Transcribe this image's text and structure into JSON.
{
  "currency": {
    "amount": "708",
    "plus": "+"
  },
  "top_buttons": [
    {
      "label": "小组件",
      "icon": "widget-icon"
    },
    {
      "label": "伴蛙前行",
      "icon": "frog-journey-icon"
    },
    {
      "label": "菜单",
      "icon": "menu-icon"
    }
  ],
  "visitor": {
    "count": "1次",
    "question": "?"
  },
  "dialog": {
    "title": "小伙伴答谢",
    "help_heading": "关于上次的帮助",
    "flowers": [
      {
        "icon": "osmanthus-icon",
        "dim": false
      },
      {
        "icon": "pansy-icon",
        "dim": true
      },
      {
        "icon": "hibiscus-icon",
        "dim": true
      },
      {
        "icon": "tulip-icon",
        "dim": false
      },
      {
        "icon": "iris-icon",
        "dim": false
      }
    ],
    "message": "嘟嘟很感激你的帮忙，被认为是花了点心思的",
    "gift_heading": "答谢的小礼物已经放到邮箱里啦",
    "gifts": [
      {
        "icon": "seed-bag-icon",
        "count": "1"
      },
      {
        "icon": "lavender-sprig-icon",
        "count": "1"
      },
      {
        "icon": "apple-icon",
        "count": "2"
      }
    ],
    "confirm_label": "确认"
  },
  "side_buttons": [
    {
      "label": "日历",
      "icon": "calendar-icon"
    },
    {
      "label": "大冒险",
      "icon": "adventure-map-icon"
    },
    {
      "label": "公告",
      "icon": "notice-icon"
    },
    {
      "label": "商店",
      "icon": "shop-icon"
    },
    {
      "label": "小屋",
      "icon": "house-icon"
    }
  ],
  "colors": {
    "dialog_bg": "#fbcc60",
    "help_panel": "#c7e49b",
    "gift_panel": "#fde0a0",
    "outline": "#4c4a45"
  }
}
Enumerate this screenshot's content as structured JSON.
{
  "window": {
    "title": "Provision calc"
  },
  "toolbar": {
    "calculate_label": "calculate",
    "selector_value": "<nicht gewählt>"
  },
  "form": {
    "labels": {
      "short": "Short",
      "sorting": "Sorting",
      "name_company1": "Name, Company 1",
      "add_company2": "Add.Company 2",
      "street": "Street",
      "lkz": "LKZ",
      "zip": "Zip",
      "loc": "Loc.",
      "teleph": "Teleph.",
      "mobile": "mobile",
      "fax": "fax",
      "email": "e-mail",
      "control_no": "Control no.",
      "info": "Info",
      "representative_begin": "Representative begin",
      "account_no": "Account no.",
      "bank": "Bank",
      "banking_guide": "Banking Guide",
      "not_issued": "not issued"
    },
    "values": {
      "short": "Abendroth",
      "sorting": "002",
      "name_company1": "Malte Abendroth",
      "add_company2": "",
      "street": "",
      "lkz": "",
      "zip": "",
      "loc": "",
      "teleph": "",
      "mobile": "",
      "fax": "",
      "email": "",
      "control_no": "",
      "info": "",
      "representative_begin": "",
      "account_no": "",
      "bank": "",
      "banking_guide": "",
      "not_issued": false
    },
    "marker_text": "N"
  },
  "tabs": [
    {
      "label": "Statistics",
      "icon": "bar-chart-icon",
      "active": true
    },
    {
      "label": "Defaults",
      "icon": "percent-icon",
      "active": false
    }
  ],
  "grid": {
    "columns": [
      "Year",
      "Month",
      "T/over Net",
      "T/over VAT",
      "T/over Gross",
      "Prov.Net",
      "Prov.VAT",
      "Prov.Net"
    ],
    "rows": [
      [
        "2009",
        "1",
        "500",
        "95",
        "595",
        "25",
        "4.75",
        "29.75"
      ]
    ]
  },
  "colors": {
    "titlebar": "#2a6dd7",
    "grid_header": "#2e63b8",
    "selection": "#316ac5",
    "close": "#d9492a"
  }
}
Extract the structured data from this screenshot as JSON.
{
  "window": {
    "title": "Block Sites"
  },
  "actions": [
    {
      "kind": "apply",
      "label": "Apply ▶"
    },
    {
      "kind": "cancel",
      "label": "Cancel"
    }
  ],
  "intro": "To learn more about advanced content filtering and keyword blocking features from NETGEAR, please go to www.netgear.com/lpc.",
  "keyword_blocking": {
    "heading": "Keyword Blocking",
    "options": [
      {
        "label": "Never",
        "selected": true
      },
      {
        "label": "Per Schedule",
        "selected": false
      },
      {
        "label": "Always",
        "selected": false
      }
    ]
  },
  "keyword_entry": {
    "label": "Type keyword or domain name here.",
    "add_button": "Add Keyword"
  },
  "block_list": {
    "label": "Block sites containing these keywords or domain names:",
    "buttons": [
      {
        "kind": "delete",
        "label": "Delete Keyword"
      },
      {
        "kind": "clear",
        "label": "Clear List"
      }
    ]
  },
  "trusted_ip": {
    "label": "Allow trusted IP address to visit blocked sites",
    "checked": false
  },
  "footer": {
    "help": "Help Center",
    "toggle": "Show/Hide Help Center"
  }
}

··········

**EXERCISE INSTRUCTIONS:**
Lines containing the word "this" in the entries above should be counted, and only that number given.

**FINISHED EXERCISE:**
3